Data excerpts
BEGIN
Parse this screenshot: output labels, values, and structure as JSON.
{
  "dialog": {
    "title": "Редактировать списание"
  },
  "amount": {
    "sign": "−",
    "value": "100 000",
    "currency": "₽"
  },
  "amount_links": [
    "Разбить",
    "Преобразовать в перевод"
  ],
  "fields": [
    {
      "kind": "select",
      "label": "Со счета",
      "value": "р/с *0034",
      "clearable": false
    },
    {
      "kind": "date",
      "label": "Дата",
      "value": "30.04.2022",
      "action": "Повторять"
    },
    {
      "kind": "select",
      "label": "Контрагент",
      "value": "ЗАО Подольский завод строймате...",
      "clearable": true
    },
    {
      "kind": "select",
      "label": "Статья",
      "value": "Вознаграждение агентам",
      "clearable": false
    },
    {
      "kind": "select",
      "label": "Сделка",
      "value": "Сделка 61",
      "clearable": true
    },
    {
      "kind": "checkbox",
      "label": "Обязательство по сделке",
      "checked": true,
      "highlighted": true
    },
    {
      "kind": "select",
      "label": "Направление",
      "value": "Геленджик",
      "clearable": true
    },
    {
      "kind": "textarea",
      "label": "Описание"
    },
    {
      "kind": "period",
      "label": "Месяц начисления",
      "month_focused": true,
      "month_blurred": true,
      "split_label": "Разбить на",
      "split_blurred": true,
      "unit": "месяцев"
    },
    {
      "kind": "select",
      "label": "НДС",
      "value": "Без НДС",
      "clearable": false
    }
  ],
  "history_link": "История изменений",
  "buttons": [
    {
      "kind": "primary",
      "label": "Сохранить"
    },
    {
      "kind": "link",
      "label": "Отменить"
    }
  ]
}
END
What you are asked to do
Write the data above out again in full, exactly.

Response below
Parse this screenshot: output labels, values, and structure as JSON.
{
  "dialog": {
    "title": "Редактировать списание"
  },
  "amount": {
    "sign": "−",
    "value": "100 000",
    "currency": "₽"
  },
  "amount_links": [
    "Разбить",
    "Преобразовать в перевод"
  ],
  "fields": [
    {
      "kind": "select",
      "label": "Со счета",
      "value": "р/с *0034",
      "clearable": false
    },
    {
      "kind": "date",
      "label": "Дата",
      "value": "30.04.2022",
      "action": "Повторять"
    },
    {
      "kind": "select",
      "label": "Контрагент",
      "value": "ЗАО Подольский завод строймате...",
      "clearable": true
    },
    {
      "kind": "select",
      "label": "Статья",
      "value": "Вознаграждение агентам",
      "clearable": false
    },
    {
      "kind": "select",
      "label": "Сделка",
      "value": "Сделка 61",
      "clearable": true
    },
    {
      "kind": "checkbox",
      "label": "Обязательство по сделке",
      "checked": true,
      "highlighted": true
    },
    {
      "kind": "select",
      "label": "Направление",
      "value": "Геленджик",
      "clearable": true
    },
    {
      "kind": "textarea",
      "label": "Описание"
    },
    {
      "kind": "period",
      "label": "Месяц начисления",
      "month_focused": true,
      "month_blurred": true,
      "split_label": "Разбить на",
      "split_blurred": true,
      "unit": "месяцев"
    },
    {
      "kind": "select",
      "label": "НДС",
      "value": "Без НДС",
      "clearable": false
    }
  ],
  "history_link": "История изменений",
  "buttons": [
    {
      "kind": "primary",
      "label": "Сохранить"
    },
    {
      "kind": "link",
      "label": "Отменить"
    }
  ]
}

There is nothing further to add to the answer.